For the study, researchers polled roughly 800 parents in 2010, 2013, and 2016, as reported by Fox News, on what they had ordered for their children (between the ages of 2 to 11) within the past seven days. Of those surveyed, Science Daily reported that 61 percent of moms were between the ages of 25 to 40, and what researchers found was interesting on multiple levels.

First, the study concluded that 74 percent of kids still received unhealthy drinks and/or side items with their meals, according to Science Daily. Beyond that, the results also noted that 91 percent of respondents said they bought lunch or dinner for their child from one of the fast food restaurants, as reported by Fox News. That percentage is a drastic leap from the 79 percent in 2010, as noted by Fox News.

Not only are kids typically still eating the unhealthy food options, they're now eating fast food more than ever before. But, why is that?

It may be tempting to automatically blame parents. However, it's important to note that there are multiple factors contributing to why Americans, in general, consume unhealthy food.

Food prices within the country have remained on the rise, as reported by ABC News. In July 2018, USA Today reported that the price of all food has risen 26.8 percent over the past 10 years. According to the outlet, rising food prices have outpaced the 21.9 percent inflation rate over the same amount of time. While those food prices continue to rise, Pew Research reported in August 2018 that most Americans have not seen a wage increase in decades.
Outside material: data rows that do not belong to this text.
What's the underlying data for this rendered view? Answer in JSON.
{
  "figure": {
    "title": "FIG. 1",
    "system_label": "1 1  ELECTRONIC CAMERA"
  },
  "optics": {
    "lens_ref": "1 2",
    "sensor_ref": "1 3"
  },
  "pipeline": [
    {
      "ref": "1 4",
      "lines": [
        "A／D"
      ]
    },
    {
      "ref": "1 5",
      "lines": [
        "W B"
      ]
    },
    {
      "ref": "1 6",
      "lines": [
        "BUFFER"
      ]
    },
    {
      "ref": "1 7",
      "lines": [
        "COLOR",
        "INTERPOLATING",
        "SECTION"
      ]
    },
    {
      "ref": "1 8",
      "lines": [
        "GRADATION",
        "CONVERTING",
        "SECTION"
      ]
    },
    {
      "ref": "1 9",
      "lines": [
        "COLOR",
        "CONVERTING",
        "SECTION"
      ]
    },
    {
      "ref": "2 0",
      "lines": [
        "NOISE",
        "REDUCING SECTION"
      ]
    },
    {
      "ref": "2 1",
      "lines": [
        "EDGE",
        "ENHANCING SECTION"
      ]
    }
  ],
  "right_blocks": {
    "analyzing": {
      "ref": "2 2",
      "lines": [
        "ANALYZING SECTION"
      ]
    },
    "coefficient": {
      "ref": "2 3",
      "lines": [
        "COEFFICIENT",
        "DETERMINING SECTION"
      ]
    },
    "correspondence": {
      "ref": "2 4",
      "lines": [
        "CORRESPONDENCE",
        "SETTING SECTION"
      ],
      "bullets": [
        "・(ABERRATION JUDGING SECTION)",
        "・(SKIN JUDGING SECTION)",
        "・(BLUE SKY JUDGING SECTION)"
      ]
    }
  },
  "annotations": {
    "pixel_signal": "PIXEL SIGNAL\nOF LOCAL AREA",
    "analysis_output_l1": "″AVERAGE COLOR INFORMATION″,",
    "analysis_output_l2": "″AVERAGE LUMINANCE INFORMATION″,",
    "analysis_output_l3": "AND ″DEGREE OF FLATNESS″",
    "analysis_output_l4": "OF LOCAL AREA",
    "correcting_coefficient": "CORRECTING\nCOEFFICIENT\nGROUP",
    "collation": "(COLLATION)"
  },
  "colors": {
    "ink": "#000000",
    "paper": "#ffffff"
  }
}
Americans are having a difficult time affording basic necessities, thanks to wages that refuse to shift. The Labor Department in July 2017 found that 7.6 million workers held multiple jobs, up 2 percent from 7.4 million in July 2016.

For many Americans, the reality is that fast food is the best option they have to feed themselves and their children. And although fast food chains may offer healthy options, those options could be promoted more, as the study noted. Jennifer Harris, Director of Marketing Initiatives for the UConn Rudd Center, and lead author of the report, said, according to Science Daily:

While most fast-food restaurants do have healthier kids' meal drinks and sides available, many do little to make parents aware of the healthier options or to encourage parents to choose the healthier options instead of unhealthy ones. If restaurants are serious about children's health, they will make the healthiest choice the easiest choice for parents and the most appealing choice for children.

Researchers are advocating for restaurants to automatically provide healthy drinks and sides as the default option, according to Science Daily, and point to the need for regulation to mandate that.

In addition, fast food restaurants may have added a couple healthy options, but they've overwhelmingly done little to examine their high calorie food.

Kids may be eating more fast food than before, but they're certainly not to blame. And although it may be easy to completely blame the parents and convenience, there are more parts to the equation.